**Exercise details:**
Copy all records verbatim.
Information supplied below:
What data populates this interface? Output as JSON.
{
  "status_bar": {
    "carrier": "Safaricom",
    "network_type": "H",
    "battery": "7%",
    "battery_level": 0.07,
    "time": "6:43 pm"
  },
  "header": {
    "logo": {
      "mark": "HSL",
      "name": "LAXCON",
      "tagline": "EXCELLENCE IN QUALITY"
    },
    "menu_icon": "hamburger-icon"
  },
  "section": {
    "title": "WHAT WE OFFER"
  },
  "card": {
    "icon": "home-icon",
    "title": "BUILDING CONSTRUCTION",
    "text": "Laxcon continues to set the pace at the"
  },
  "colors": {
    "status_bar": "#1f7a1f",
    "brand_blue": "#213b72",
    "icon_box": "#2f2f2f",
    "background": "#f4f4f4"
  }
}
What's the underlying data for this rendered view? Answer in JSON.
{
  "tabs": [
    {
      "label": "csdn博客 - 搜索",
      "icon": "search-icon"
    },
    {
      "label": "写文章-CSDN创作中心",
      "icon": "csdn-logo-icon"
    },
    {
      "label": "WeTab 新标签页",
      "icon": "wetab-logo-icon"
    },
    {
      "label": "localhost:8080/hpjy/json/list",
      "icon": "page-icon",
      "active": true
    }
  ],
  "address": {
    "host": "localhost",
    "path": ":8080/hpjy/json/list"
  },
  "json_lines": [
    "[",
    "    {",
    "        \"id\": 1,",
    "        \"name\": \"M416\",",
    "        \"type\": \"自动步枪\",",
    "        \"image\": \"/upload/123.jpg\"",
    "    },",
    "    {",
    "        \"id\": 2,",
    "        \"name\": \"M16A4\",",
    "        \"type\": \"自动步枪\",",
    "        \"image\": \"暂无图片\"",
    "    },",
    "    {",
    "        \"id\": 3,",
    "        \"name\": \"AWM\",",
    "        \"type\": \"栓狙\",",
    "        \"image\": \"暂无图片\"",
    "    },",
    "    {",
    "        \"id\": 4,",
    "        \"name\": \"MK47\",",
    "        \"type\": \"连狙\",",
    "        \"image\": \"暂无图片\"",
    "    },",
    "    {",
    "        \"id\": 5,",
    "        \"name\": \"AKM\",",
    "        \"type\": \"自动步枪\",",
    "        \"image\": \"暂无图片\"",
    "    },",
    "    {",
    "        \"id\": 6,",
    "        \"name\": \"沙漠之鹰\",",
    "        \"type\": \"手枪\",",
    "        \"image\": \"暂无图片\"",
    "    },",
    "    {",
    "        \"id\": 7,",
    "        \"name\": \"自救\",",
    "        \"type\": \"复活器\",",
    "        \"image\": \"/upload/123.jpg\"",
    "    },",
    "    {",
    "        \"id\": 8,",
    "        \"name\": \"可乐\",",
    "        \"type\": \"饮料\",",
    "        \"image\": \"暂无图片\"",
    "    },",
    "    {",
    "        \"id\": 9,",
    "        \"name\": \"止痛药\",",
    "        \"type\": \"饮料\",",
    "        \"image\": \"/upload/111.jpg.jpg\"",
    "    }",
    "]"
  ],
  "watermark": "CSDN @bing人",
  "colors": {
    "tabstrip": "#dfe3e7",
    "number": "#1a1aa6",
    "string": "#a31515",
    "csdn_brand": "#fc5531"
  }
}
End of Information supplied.
**Answer for this exercise:**
What data populates this interface? Output as JSON.
{
  "status_bar": {
    "carrier": "Safaricom",
    "network_type": "H",
    "battery": "7%",
    "battery_level": 0.07,
    "time": "6:43 pm"
  },
  "header": {
    "logo": {
      "mark": "HSL",
      "name": "LAXCON",
      "tagline": "EXCELLENCE IN QUALITY"
    },
    "menu_icon": "hamburger-icon"
  },
  "section": {
    "title": "WHAT WE OFFER"
  },
  "card": {
    "icon": "home-icon",
    "title": "BUILDING CONSTRUCTION",
    "text": "Laxcon continues to set the pace at the"
  },
  "colors": {
    "status_bar": "#1f7a1f",
    "brand_blue": "#213b72",
    "icon_box": "#2f2f2f",
    "background": "#f4f4f4"
  }
}
What's the underlying data for this rendered view? Answer in JSON.
{
  "tabs": [
    {
      "label": "csdn博客 - 搜索",
      "icon": "search-icon"
    },
    {
      "label": "写文章-CSDN创作中心",
      "icon": "csdn-logo-icon"
    },
    {
      "label": "WeTab 新标签页",
      "icon": "wetab-logo-icon"
    },
    {
      "label": "localhost:8080/hpjy/json/list",
      "icon": "page-icon",
      "active": true
    }
  ],
  "address": {
    "host": "localhost",
    "path": ":8080/hpjy/json/list"
  },
  "json_lines": [
    "[",
    "    {",
    "        \"id\": 1,",
    "        \"name\": \"M416\",",
    "        \"type\": \"自动步枪\",",
    "        \"image\": \"/upload/123.jpg\"",
    "    },",
    "    {",
    "        \"id\": 2,",
    "        \"name\": \"M16A4\",",
    "        \"type\": \"自动步枪\",",
    "        \"image\": \"暂无图片\"",
    "    },",
    "    {",
    "        \"id\": 3,",
    "        \"name\": \"AWM\",",
    "        \"type\": \"栓狙\",",
    "        \"image\": \"暂无图片\"",
    "    },",
    "    {",
    "        \"id\": 4,",
    "        \"name\": \"MK47\",",
    "        \"type\": \"连狙\",",
    "        \"image\": \"暂无图片\"",
    "    },",
    "    {",
    "        \"id\": 5,",
    "        \"name\": \"AKM\",",
    "        \"type\": \"自动步枪\",",
    "        \"image\": \"暂无图片\"",
    "    },",
    "    {",
    "        \"id\": 6,",
    "        \"name\": \"沙漠之鹰\",",
    "        \"type\": \"手枪\",",
    "        \"image\": \"暂无图片\"",
    "    },",
    "    {",
    "        \"id\": 7,",
    "        \"name\": \"自救\",",
    "        \"type\": \"复活器\",",
    "        \"image\": \"/upload/123.jpg\"",
    "    },",
    "    {",
    "        \"id\": 8,",
    "        \"name\": \"可乐\",",
    "        \"type\": \"饮料\",",
    "        \"image\": \"暂无图片\"",
    "    },",
    "    {",
    "        \"id\": 9,",
    "        \"name\": \"止痛药\",",
    "        \"type\": \"饮料\",",
    "        \"image\": \"/upload/111.jpg.jpg\"",
    "    }",
    "]"
  ],
  "watermark": "CSDN @bing人",
  "colors": {
    "tabstrip": "#dfe3e7",
    "number": "#1a1aa6",
    "string": "#a31515",
    "csdn_brand": "#fc5531"
  }
}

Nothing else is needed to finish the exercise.